WORK TO COMPLETE »
Each line below with the word "PARA" needs to be copied.

DATA FOR ANALYSIS »
■ ■ ■ ■
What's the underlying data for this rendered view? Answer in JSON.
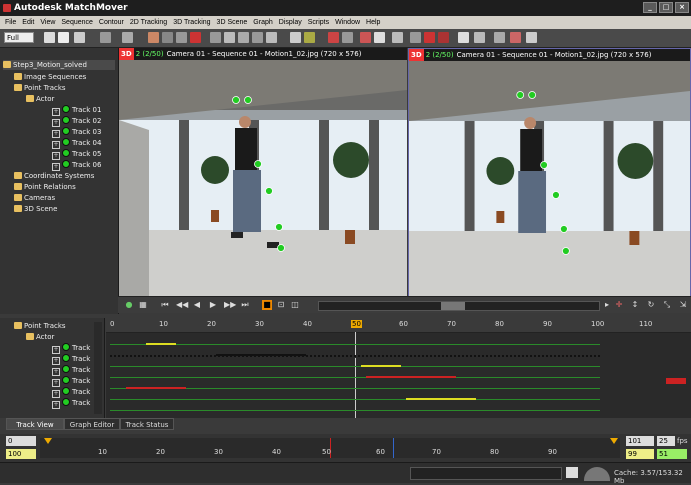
{
  "app": {
    "title": "Autodesk MatchMover"
  },
  "menu": [
    "File",
    "Edit",
    "View",
    "Sequence",
    "Contour",
    "2D Tracking",
    "3D Tracking",
    "3D Scene",
    "Graph",
    "Display",
    "Scripts",
    "Window",
    "Help"
  ],
  "toolbar": {
    "zoom_value": "Full"
  },
  "tree": {
    "root": "Step3_Motion_solved",
    "items": [
      "Image Sequences",
      "Point Tracks",
      "Actor",
      "Track 01",
      "Track 02",
      "Track 03",
      "Track 04",
      "Track 05",
      "Track 06",
      "Coordinate Systems",
      "Point Relations",
      "Cameras",
      "3D Scene"
    ]
  },
  "viewports": {
    "left": {
      "badge": "3D",
      "frame": "2 (2/50)",
      "caption": "Camera 01 - Sequence 01 - Motion1_02.jpg (720 x 576)"
    },
    "right": {
      "badge": "3D",
      "frame": "2 (2/50)",
      "caption": "Camera 01 - Sequence 01 - Motion1_02.jpg (720 x 576)"
    }
  },
  "trackview": {
    "tree": [
      "Point Tracks",
      "Actor",
      "Track",
      "Track",
      "Track",
      "Track",
      "Track",
      "Track"
    ],
    "ruler": [
      "0",
      "10",
      "20",
      "30",
      "40",
      "50",
      "60",
      "70",
      "80",
      "90",
      "100",
      "110"
    ]
  },
  "tabs": [
    "Track View",
    "Graph Editor",
    "Track Status"
  ],
  "timeline": {
    "start": "0",
    "start_value": "100",
    "ticks": [
      "10",
      "20",
      "30",
      "40",
      "50",
      "60",
      "70",
      "80",
      "90"
    ],
    "end": "101",
    "end_value": "99",
    "fps_value": "25",
    "fps_label": "fps",
    "current": "51"
  },
  "status": {
    "cache": "Cache: 3.57/153.32 Mb"
  },
  "colors": {
    "accent_green": "#22cc22",
    "track_red": "#cc2222",
    "track_yellow": "#dddd22"
  }
}
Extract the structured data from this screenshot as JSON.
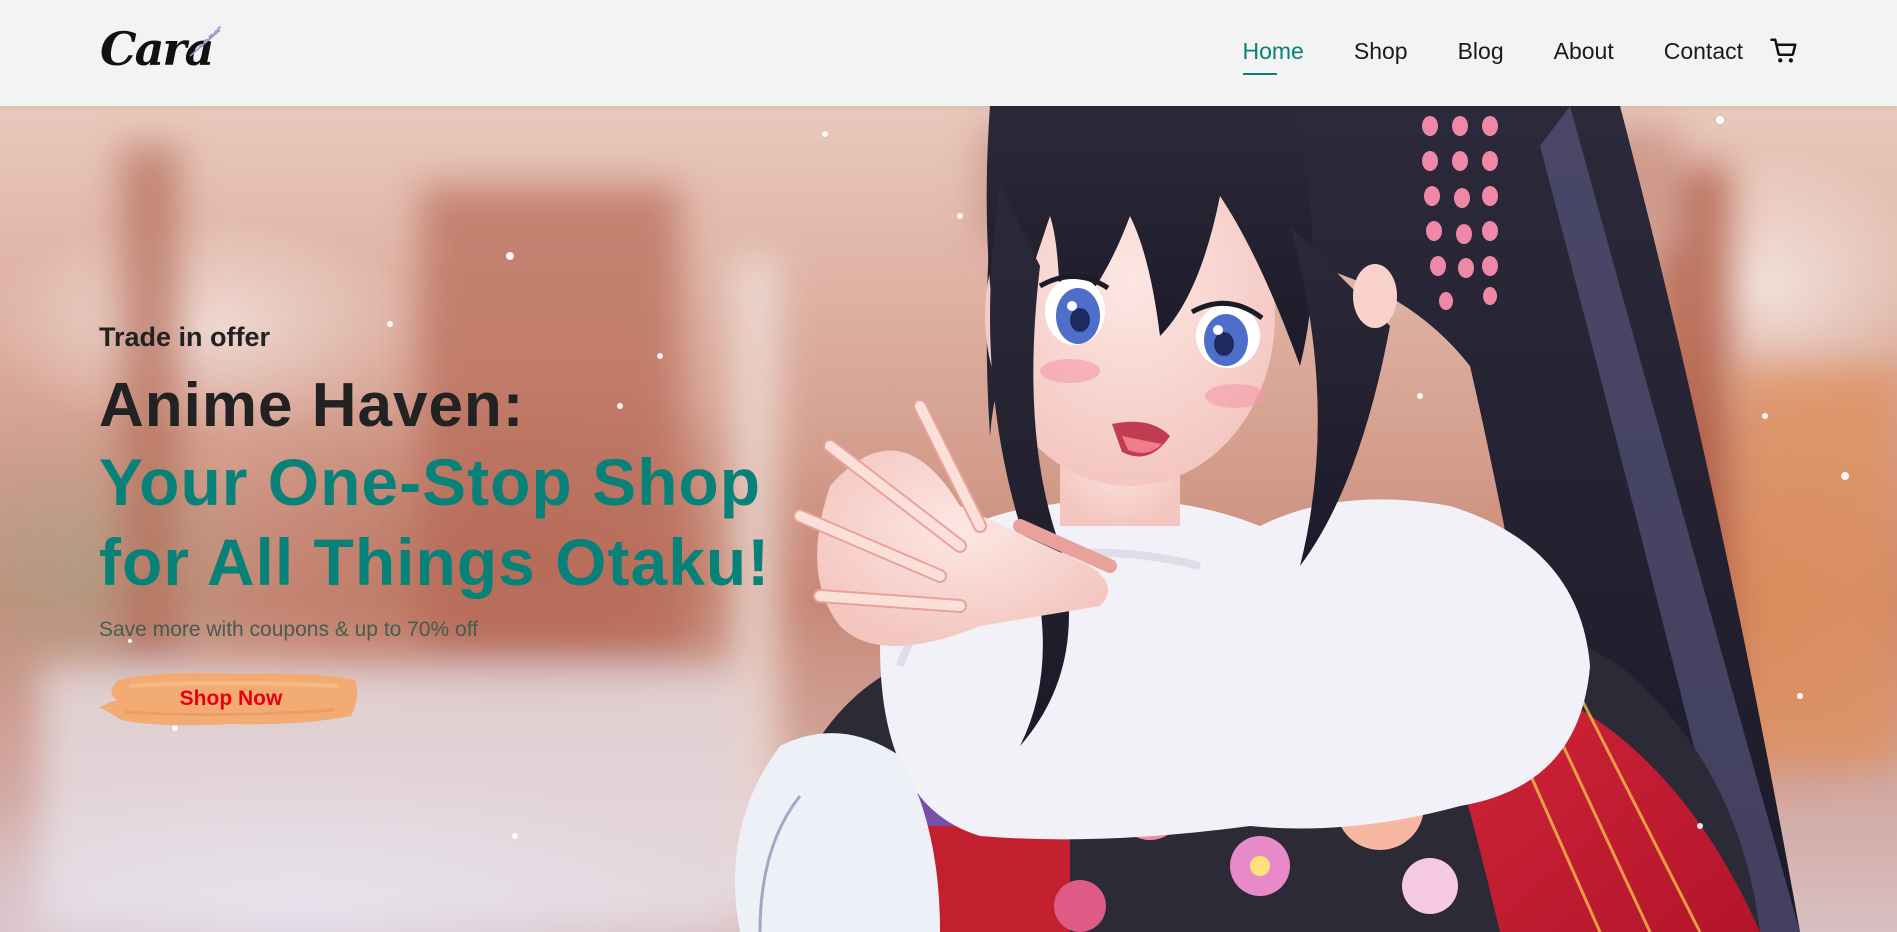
{
  "header": {
    "logo_text": "Cara",
    "nav": [
      {
        "label": "Home",
        "active": true
      },
      {
        "label": "Shop",
        "active": false
      },
      {
        "label": "Blog",
        "active": false
      },
      {
        "label": "About",
        "active": false
      },
      {
        "label": "Contact",
        "active": false
      }
    ],
    "cart_icon": "shopping-cart-icon"
  },
  "hero": {
    "eyebrow": "Trade in offer",
    "title_line1": "Anime Haven:",
    "title_line2": "Your One-Stop Shop",
    "title_line3": "for All Things Otaku!",
    "subtitle": "Save more with coupons & up to 70% off",
    "cta_label": "Shop Now",
    "image_subject": "anime girl in kimono"
  },
  "colors": {
    "accent": "#088178",
    "cta_text": "#e80012",
    "cta_brush": "#f3a86a",
    "header_bg": "#f3f3f3"
  }
}
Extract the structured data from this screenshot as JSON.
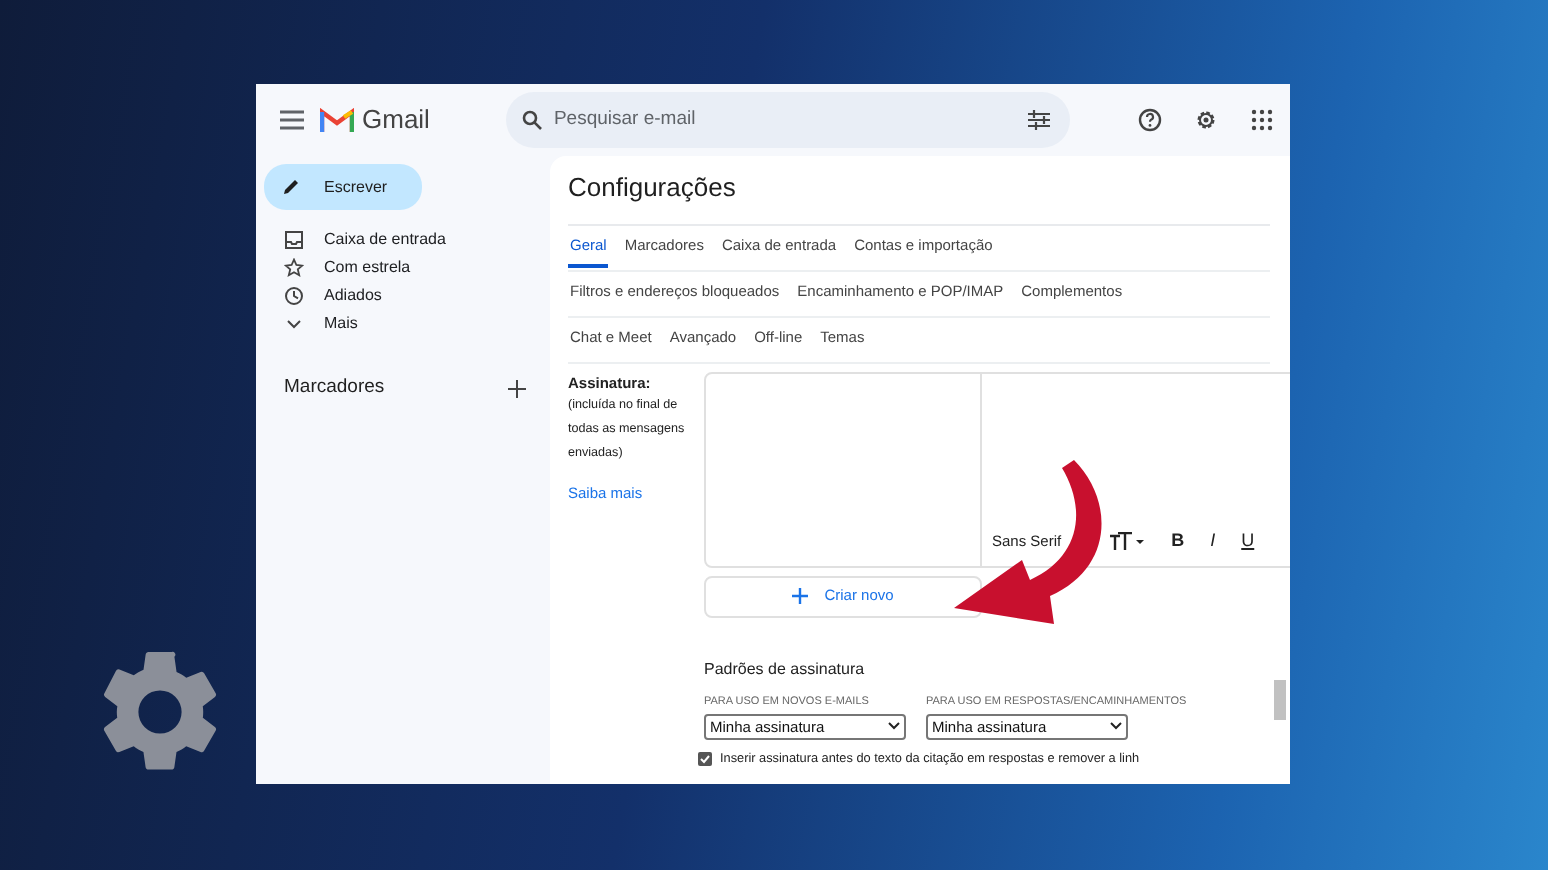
{
  "app": {
    "name": "Gmail"
  },
  "search": {
    "placeholder": "Pesquisar e-mail"
  },
  "compose": {
    "label": "Escrever"
  },
  "sidebar": {
    "items": [
      {
        "label": "Caixa de entrada",
        "kind": "inbox"
      },
      {
        "label": "Com estrela",
        "kind": "star"
      },
      {
        "label": "Adiados",
        "kind": "clock"
      },
      {
        "label": "Mais",
        "kind": "more"
      }
    ],
    "labels_heading": "Marcadores"
  },
  "settings": {
    "title": "Configurações",
    "tab_rows": [
      [
        {
          "label": "Geral",
          "selected": true
        },
        {
          "label": "Marcadores",
          "selected": false
        },
        {
          "label": "Caixa de entrada",
          "selected": false
        },
        {
          "label": "Contas e importação",
          "selected": false
        }
      ],
      [
        {
          "label": "Filtros e endereços bloqueados",
          "selected": false
        },
        {
          "label": "Encaminhamento e POP/IMAP",
          "selected": false
        },
        {
          "label": "Complementos",
          "selected": false
        }
      ],
      [
        {
          "label": "Chat e Meet",
          "selected": false
        },
        {
          "label": "Avançado",
          "selected": false
        },
        {
          "label": "Off-line",
          "selected": false
        },
        {
          "label": "Temas",
          "selected": false
        }
      ]
    ]
  },
  "signature": {
    "label": "Assinatura:",
    "note": "(incluída no final de todas as mensagens enviadas)",
    "link": "Saiba mais",
    "font": "Sans Serif",
    "format_buttons": [
      "B",
      "I",
      "U"
    ],
    "create_button": "Criar novo"
  },
  "defaults": {
    "title": "Padrões de assinatura",
    "fields": [
      {
        "label": "PARA USO EM NOVOS E-MAILS",
        "value": "Minha assinatura"
      },
      {
        "label": "PARA USO EM RESPOSTAS/ENCAMINHAMENTOS",
        "value": "Minha assinatura"
      }
    ]
  },
  "insert_option": {
    "label": "Inserir assinatura antes do texto da citação em respostas e remover a linh",
    "checked": true
  }
}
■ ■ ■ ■
SOLUTION BELOW »
        "label": "PARA USO EM NOVOS E-MAILS",
        "label": "PARA USO EM RESPOSTAS/ENCAMINHAMENTOS",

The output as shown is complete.